[Available data]:
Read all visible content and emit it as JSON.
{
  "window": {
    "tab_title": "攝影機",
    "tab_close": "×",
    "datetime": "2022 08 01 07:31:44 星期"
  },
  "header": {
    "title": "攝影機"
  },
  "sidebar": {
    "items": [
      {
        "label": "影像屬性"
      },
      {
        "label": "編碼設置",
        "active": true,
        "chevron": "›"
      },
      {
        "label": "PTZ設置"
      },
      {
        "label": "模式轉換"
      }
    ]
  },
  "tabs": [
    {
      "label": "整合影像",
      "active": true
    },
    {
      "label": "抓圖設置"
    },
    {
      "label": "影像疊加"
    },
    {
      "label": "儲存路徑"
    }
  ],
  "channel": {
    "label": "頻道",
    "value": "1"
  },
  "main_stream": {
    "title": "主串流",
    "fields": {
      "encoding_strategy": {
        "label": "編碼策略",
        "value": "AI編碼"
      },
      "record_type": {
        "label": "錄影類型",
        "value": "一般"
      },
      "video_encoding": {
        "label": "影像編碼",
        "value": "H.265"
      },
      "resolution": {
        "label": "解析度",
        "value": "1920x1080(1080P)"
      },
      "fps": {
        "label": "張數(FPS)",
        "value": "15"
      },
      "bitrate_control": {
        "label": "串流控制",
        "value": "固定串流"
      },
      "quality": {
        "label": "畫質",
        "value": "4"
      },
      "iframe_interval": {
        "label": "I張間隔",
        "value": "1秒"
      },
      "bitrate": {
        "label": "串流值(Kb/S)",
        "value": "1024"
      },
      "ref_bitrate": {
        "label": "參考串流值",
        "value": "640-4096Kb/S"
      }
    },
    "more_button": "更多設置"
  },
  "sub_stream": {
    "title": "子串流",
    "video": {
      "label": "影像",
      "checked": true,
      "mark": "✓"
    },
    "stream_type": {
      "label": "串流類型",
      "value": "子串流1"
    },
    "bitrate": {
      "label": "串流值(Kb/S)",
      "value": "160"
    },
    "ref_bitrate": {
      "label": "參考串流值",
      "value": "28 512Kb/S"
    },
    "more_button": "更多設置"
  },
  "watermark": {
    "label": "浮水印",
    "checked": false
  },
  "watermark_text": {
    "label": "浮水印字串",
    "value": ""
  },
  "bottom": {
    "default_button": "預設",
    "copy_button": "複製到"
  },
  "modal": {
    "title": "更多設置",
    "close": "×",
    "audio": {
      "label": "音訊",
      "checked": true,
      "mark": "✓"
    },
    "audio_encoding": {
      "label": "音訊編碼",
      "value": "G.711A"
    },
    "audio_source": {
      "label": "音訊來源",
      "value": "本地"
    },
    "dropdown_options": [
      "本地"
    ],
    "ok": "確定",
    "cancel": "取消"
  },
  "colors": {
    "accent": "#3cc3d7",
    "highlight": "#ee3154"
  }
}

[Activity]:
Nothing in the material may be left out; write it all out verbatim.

[Reply]:
Read all visible content and emit it as JSON.
{
  "window": {
    "tab_title": "攝影機",
    "tab_close": "×",
    "datetime": "2022 08 01 07:31:44 星期"
  },
  "header": {
    "title": "攝影機"
  },
  "sidebar": {
    "items": [
      {
        "label": "影像屬性"
      },
      {
        "label": "編碼設置",
        "active": true,
        "chevron": "›"
      },
      {
        "label": "PTZ設置"
      },
      {
        "label": "模式轉換"
      }
    ]
  },
  "tabs": [
    {
      "label": "整合影像",
      "active": true
    },
    {
      "label": "抓圖設置"
    },
    {
      "label": "影像疊加"
    },
    {
      "label": "儲存路徑"
    }
  ],
  "channel": {
    "label": "頻道",
    "value": "1"
  },
  "main_stream": {
    "title": "主串流",
    "fields": {
      "encoding_strategy": {
        "label": "編碼策略",
        "value": "AI編碼"
      },
      "record_type": {
        "label": "錄影類型",
        "value": "一般"
      },
      "video_encoding": {
        "label": "影像編碼",
        "value": "H.265"
      },
      "resolution": {
        "label": "解析度",
        "value": "1920x1080(1080P)"
      },
      "fps": {
        "label": "張數(FPS)",
        "value": "15"
      },
      "bitrate_control": {
        "label": "串流控制",
        "value": "固定串流"
      },
      "quality": {
        "label": "畫質",
        "value": "4"
      },
      "iframe_interval": {
        "label": "I張間隔",
        "value": "1秒"
      },
      "bitrate": {
        "label": "串流值(Kb/S)",
        "value": "1024"
      },
      "ref_bitrate": {
        "label": "參考串流值",
        "value": "640-4096Kb/S"
      }
    },
    "more_button": "更多設置"
  },
  "sub_stream": {
    "title": "子串流",
    "video": {
      "label": "影像",
      "checked": true,
      "mark": "✓"
    },
    "stream_type": {
      "label": "串流類型",
      "value": "子串流1"
    },
    "bitrate": {
      "label": "串流值(Kb/S)",
      "value": "160"
    },
    "ref_bitrate": {
      "label": "參考串流值",
      "value": "28 512Kb/S"
    },
    "more_button": "更多設置"
  },
  "watermark": {
    "label": "浮水印",
    "checked": false
  },
  "watermark_text": {
    "label": "浮水印字串",
    "value": ""
  },
  "bottom": {
    "default_button": "預設",
    "copy_button": "複製到"
  },
  "modal": {
    "title": "更多設置",
    "close": "×",
    "audio": {
      "label": "音訊",
      "checked": true,
      "mark": "✓"
    },
    "audio_encoding": {
      "label": "音訊編碼",
      "value": "G.711A"
    },
    "audio_source": {
      "label": "音訊來源",
      "value": "本地"
    },
    "dropdown_options": [
      "本地"
    ],
    "ok": "確定",
    "cancel": "取消"
  },
  "colors": {
    "accent": "#3cc3d7",
    "highlight": "#ee3154"
  }
}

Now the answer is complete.